This gloomy assessment is from the USDOE and USDA:
Am I missing something? This report confirms that corn ethanol will yield
higher (1.8%) or similar ghg emissions without considering secondary land
use changes, result in lower supplies and export of corn for food, and
require much higher energy prices to be commercially viable - this is with
current biofuel policy.
This gloomy assessment is from the Biomass Research and Development Board.
It strikes me as requiring rose tinted reading glasses; it does not support
the theory that biofuels will make a significant near-term contribution to
the climate chaos problem let alone contribute to more sustainable global
R&D into higher crop yields and more sustainable farming are nice long term

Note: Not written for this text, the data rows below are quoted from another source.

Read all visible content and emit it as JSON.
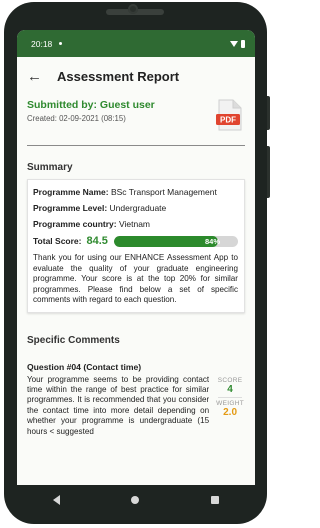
{
  "status_bar": {
    "time": "20:18"
  },
  "app_bar": {
    "back_icon": "arrow-left-icon",
    "title": "Assessment Report"
  },
  "submission": {
    "submitted_by": "Submitted by: Guest user",
    "created": "Created: 02-09-2021 (08:15)",
    "pdf_icon_label": "PDF"
  },
  "summary": {
    "heading": "Summary",
    "programme_name_label": "Programme Name:",
    "programme_name": "BSc Transport Management",
    "programme_level_label": "Programme Level:",
    "programme_level": "Undergraduate",
    "programme_country_label": "Programme country:",
    "programme_country": "Vietnam",
    "total_score_label": "Total Score:",
    "total_score": "84.5",
    "progress_text": "84%",
    "progress_fraction": 0.84,
    "message": "Thank you for using our ENHANCE Assessment App to evaluate the quality of your graduate engineering programme. Your score is at the top 20% for similar programmes. Please find below a set of specific comments with regard to each question."
  },
  "specific_comments": {
    "heading": "Specific Comments",
    "questions": [
      {
        "title": "Question #04 (Contact time)",
        "text": "Your programme seems to be providing contact time within the range of best practice for similar programmes. It is recommended that you consider the contact time into more detail depending on whether your programme is undergraduate (15 hours < suggested",
        "score_label": "SCORE",
        "score": "4",
        "weight_label": "WEIGHT",
        "weight": "2.0"
      }
    ]
  },
  "colors": {
    "status_bar": "#2f6a33",
    "accent_green": "#2f8a2f",
    "weight_orange": "#e39a14",
    "pdf_red": "#e0442f"
  }
}
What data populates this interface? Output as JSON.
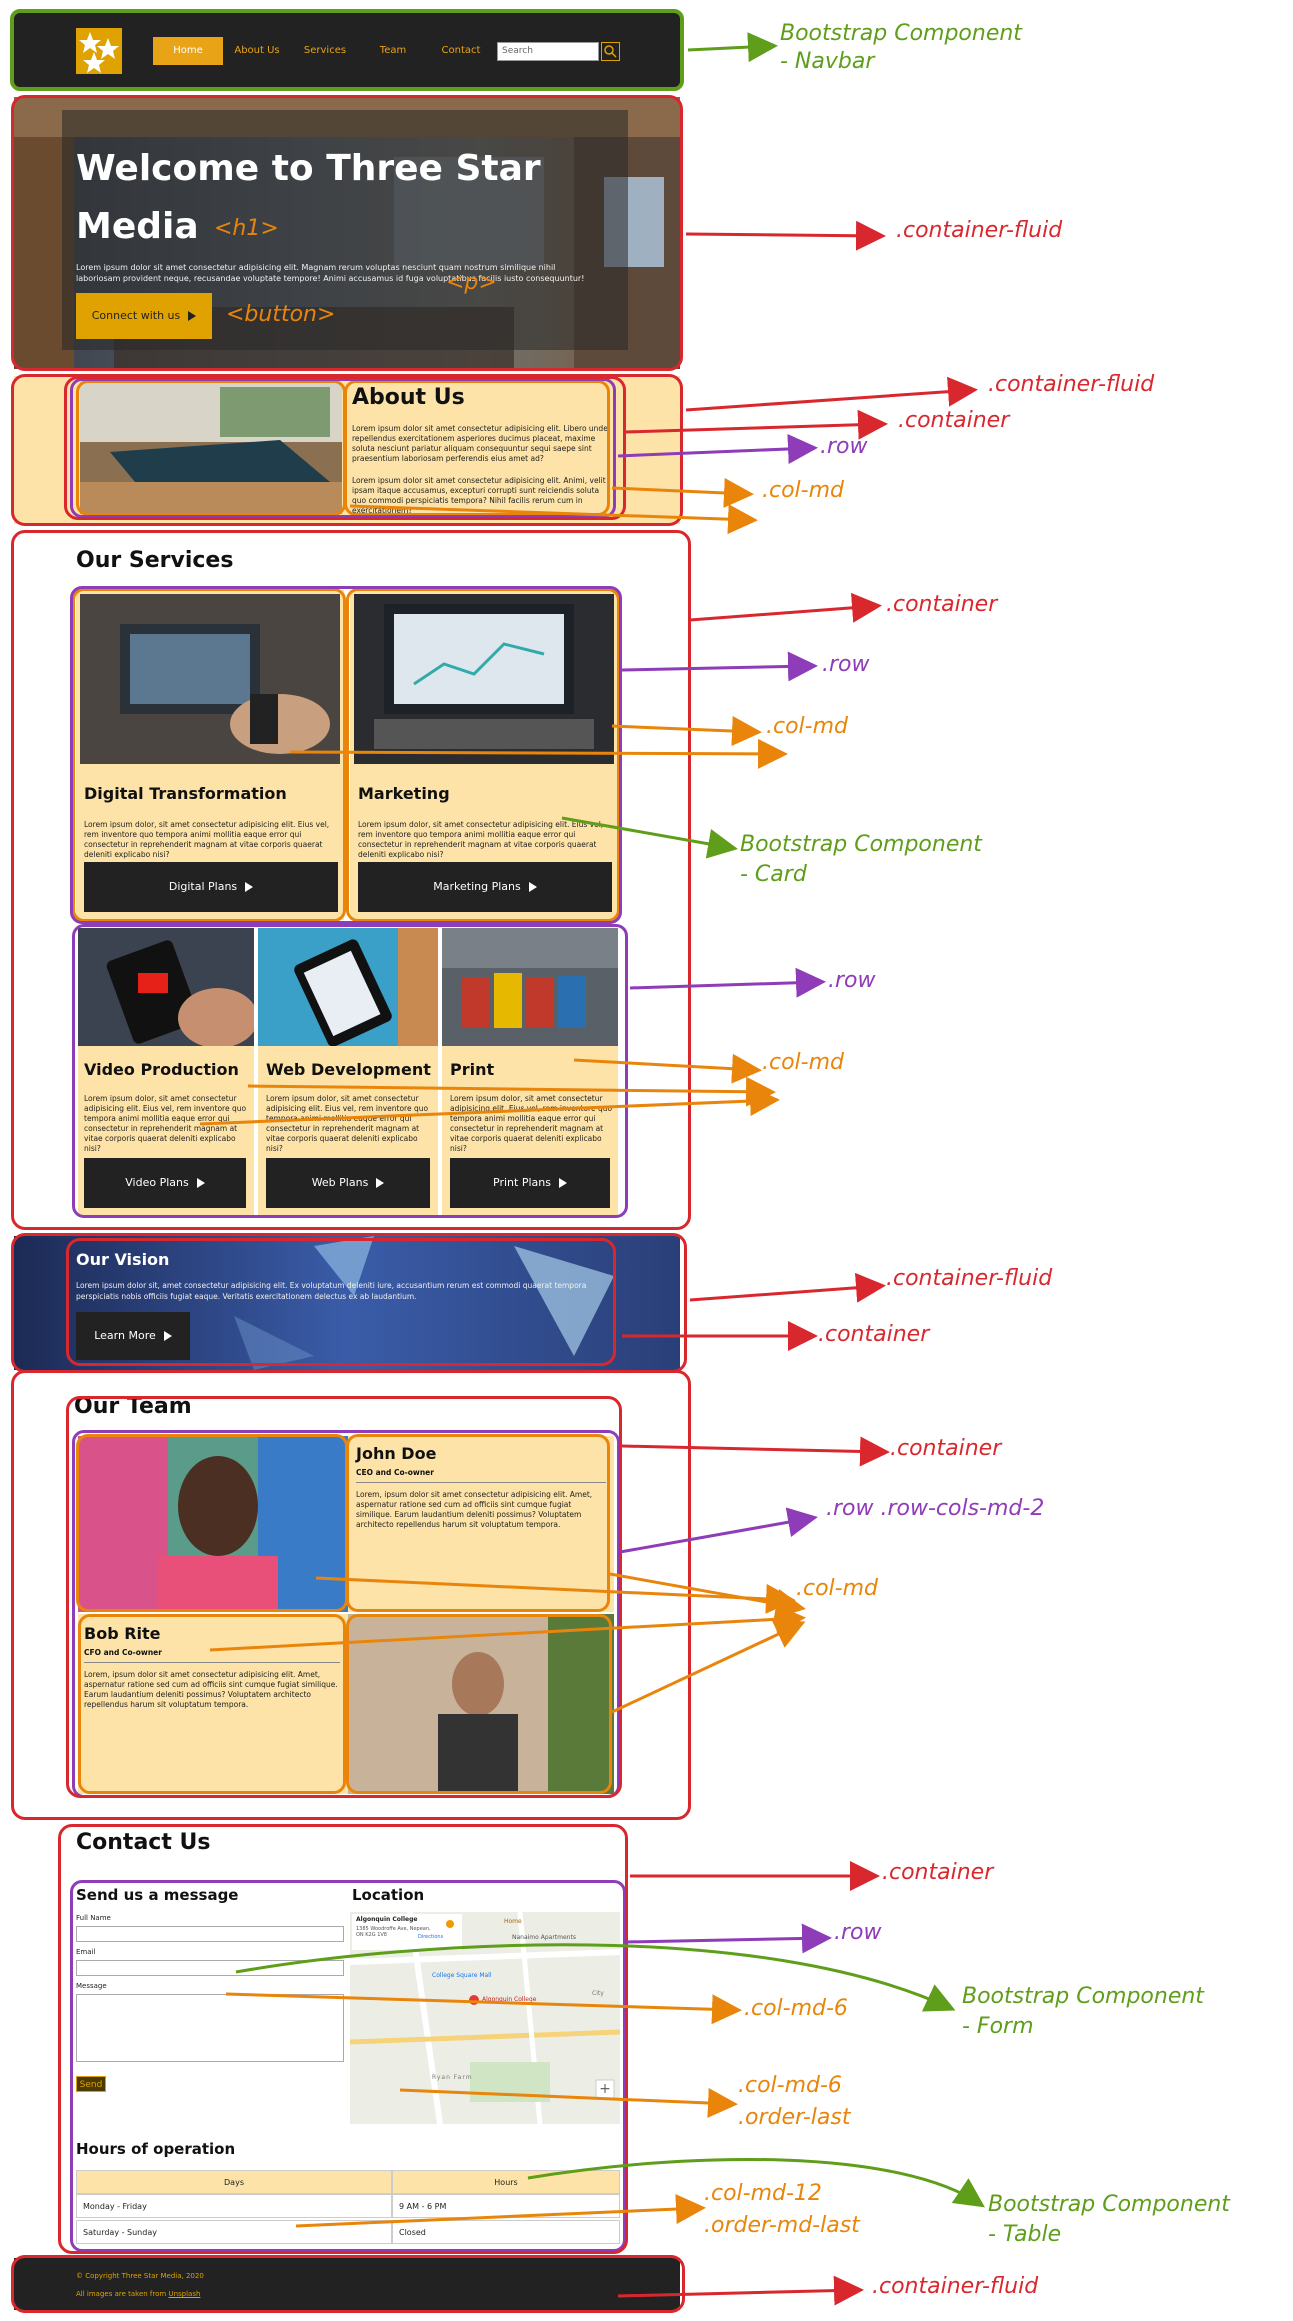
{
  "navbar": {
    "items": [
      "Home",
      "About Us",
      "Services",
      "Team",
      "Contact"
    ],
    "search_placeholder": "Search"
  },
  "hero": {
    "title_line1": "Welcome to Three Star",
    "title_line2": "Media",
    "paragraph": "Lorem ipsum dolor sit amet consectetur adipisicing elit. Magnam rerum voluptas nesciunt quam nostrum similique nihil laboriosam provident neque, recusandae voluptate tempore! Animi accusamus id fuga voluptatibus facilis iusto consequuntur!",
    "button": "Connect with us"
  },
  "about": {
    "title": "About Us",
    "p1": "Lorem ipsum dolor sit amet consectetur adipisicing elit. Libero unde repellendus exercitationem asperiores ducimus placeat, maxime soluta nesciunt pariatur aliquam consequuntur sequi saepe sint praesentium laboriosam perferendis eius amet ad?",
    "p2": "Lorem ipsum dolor sit amet consectetur adipisicing elit. Animi, velit ipsam itaque accusamus, excepturi corrupti sunt reiciendis soluta quo commodi perspiciatis tempora? Nihil facilis rerum cum in exercitationem?"
  },
  "services": {
    "title": "Our Services",
    "card_text": "Lorem ipsum dolor, sit amet consectetur adipisicing elit. Eius vel, rem inventore quo tempora animi mollitia eaque error qui consectetur in reprehenderit magnam at vitae corporis quaerat deleniti explicabo nisi?",
    "cards": [
      {
        "title": "Digital Transformation",
        "button": "Digital Plans"
      },
      {
        "title": "Marketing",
        "button": "Marketing Plans"
      },
      {
        "title": "Video Production",
        "button": "Video Plans"
      },
      {
        "title": "Web Development",
        "button": "Web Plans"
      },
      {
        "title": "Print",
        "button": "Print Plans"
      }
    ]
  },
  "vision": {
    "title": "Our Vision",
    "text": "Lorem ipsum dolor sit, amet consectetur adipisicing elit. Ex voluptatum deleniti iure, accusantium rerum est commodi quaerat tempora perspiciatis nobis officiis fugiat eaque. Veritatis exercitationem delectus ex ab laudantium.",
    "button": "Learn More"
  },
  "team": {
    "title": "Our Team",
    "members": [
      {
        "name": "John Doe",
        "role": "CEO and Co-owner"
      },
      {
        "name": "Bob Rite",
        "role": "CFO and Co-owner"
      }
    ],
    "bio": "Lorem, ipsum dolor sit amet consectetur adipisicing elit. Amet, aspernatur ratione sed cum ad officiis sint cumque fugiat similique. Earum laudantium deleniti possimus? Voluptatem architecto repellendus harum sit voluptatum tempora."
  },
  "contact": {
    "title": "Contact Us",
    "form_title": "Send us a message",
    "label_name": "Full Name",
    "label_email": "Email",
    "label_message": "Message",
    "send": "Send",
    "location_title": "Location",
    "map_place": "Algonquin College",
    "map_address": "1385 Woodroffe Ave, Nepean, ON K2G 1V8",
    "map_directions": "Directions",
    "map_label1": "Home",
    "map_label2": "Nanaimo Apartments",
    "map_label3": "College Square Mall",
    "map_label4": "Algonquin College",
    "map_label5": "Ryan Farm",
    "map_label6": "City",
    "hours_title": "Hours of operation",
    "table_headers": [
      "Days",
      "Hours"
    ],
    "table_rows": [
      [
        "Monday - Friday",
        "9 AM - 6 PM"
      ],
      [
        "Saturday - Sunday",
        "Closed"
      ]
    ]
  },
  "footer": {
    "copyright": "© Copyright Three Star Media, 2020",
    "images_prefix": "All images are taken from ",
    "images_link": "Unsplash"
  },
  "annotations": {
    "navbar": [
      "Bootstrap Component",
      "- Navbar"
    ],
    "hero_container": ".container-fluid",
    "h1": "<h1>",
    "p": "<p>",
    "button": "<button>",
    "about_fluid": ".container-fluid",
    "about_container": ".container",
    "about_row": ".row",
    "about_col": ".col-md",
    "services_container": ".container",
    "services_row1": ".row",
    "services_col1": ".col-md",
    "card": [
      "Bootstrap Component",
      "- Card"
    ],
    "services_row2": ".row",
    "services_col2": ".col-md",
    "vision_fluid": ".container-fluid",
    "vision_container": ".container",
    "team_container": ".container",
    "team_row": ".row .row-cols-md-2",
    "team_col": ".col-md",
    "contact_container": ".container",
    "contact_row": ".row",
    "form": [
      "Bootstrap Component",
      "- Form"
    ],
    "col_md_6": ".col-md-6",
    "col_md_6_order": [
      ".col-md-6",
      ".order-last"
    ],
    "table": [
      "Bootstrap Component",
      "- Table"
    ],
    "col_md_12": [
      ".col-md-12",
      ".order-md-last"
    ],
    "footer_fluid": ".container-fluid"
  },
  "colors": {
    "red": "#d9272e",
    "purple": "#8e3cb7",
    "orange": "#e8850a",
    "green": "#5e9e1a",
    "gold": "#e0a200",
    "peach": "#fde3a7"
  }
}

goals; but if biofuels do NOT reduce ghg emissions in the near-term then it
seems to me that infrastructure incentives and R&D money needs to be focused
on deployment of REAL solutions that reduce ghg emissions NOW. In addition
R&D is needed that opens more pathways to even more significant ghg
emissions reductions through zero-carbon energy carriers.
Throwing good money after bad makes absolutely no sense.
Am I missing something?
Report: Improved Crops Would Help Meet Federal Biofuel Targets
A new report from the Biomass Research and Development Board finds that
higher corn yields and improved energy crops could make it much easier to
meet the federal Renewable Fuels Standard (RFS) in coming years. The RFS
requires conventional ethanol production to increase to 15 billion gallons
per year by 2016, and to meet that with current trends in corn yields would
require a 4.1% increase in corn acreage. The good news is that the increase
would be mostly accommodated by existing farmland in the areas that now grow
most of the nation's corn, but the increased production would also cause a
price increase that would cut non-ethanol corn use by 5.2% and reduce
exports by 7.7%. Although the report did not examine international effects,
such a cut in U.S. corn exports would presumably spur greater production in
other countries, which could lead to land use changes that would impact
greenhouse gas emissions. However, higher U.S. corn yields could ease these
impacts. While the report assumes a yield increase of about 2 bushels per
acre per year, an accelerated increase in corn yield of about 3.1 bushels
per acre per year would mitigate most corn prices impacts, as well as the
impacts of corn plantings on other crop production.
The RFS also requires the production of 20 billion gallons of advanced
biofuels, such as cellulosic ethanol, by 2022. Cellulosic ethanol is
produced from non-food biomass sources, such as corn stover (the stalks,
leaves, and cobs from corn), wood chips, other agricultural residues, and
energy crops such as straw, switchgrass, and poplar. Wood chips left over
from wood product production and from forest fuels reduction are expected to
supply about 4 billion gallons of cellulosic ethanol. That provides relief
for farm-based feedstocks, holding their price to about $45 per ton versus
$60 per ton without the wood chips. Agricultural residues would provide
about 60% of the remaining 16 billion gallons, with corn stover comprising
most of the residues, even though the report assumes that some corn stover
will be left in place to maintain land quality. The remaining cellulosic
ethanol will be produced from dedicated energy crops, including hay in the
Northern Plains, the Mountain States, and the Pacific region, and other
energy crops in the Corn Belt, the Southeast, Appalachia, and the
Mississippi Delta. Most crops will probably be grown on pasture land or
unproductive farmland, although some productive farmland will be shifted to
energy crops, particularly in Arkansas, Louisiana, and Mississippi.
The report also examines the greenhouse gas (GHG) impacts within the United
States of meeting the RFS requirements. It notes that the increase in corn
production will boost agricultural GHG emissions by only 1.8%, the
equivalent of about 8 million metric tons of carbon dioxide emissions, and a
boost in corn yield could essentially eliminate that increase. However, the
report does not account for international impacts or for secondary impacts
on livestock production and feed production, nor does it take credit for
reductions in petroleum consumption. The report does anticipate that a high
price for fuel and a price of $25 per thousand tons of carbon dioxide
emissions would encourage farmers to reduce their GHG emissions, and thus
reduce the impact of growing the energy crops. The report concludes with a
call for research on higher crop yields, on more sustainable farming
methods, and on a broad portfolio of potential energy crops. It also calls
for more data on energy crops and more rigorous models to examine the
impacts of growing such crops on such factors as GHG emissions. The Biomass
Research and Development Board is co-chaired by DOE and the U.S. Department
of Agriculture (USDA), and is part of the Biomass Research and Development
Initiative (BRDi), which involves six federal agencies and two executive
offices. See the
A/7_0_1OB?contentidonly=true&contentid=2008/12/0304.xml> USDA press release
and the full report (
reasing%20Feedstock_revised.pdf> PDF 9.7 MB).
ep2.html> Download Adobe Reader.
David E. Bruderly PE
Clean Power Engineering
Wise Gas Inc.
920 SW 57th Drive
Gainesville FL 32607-3838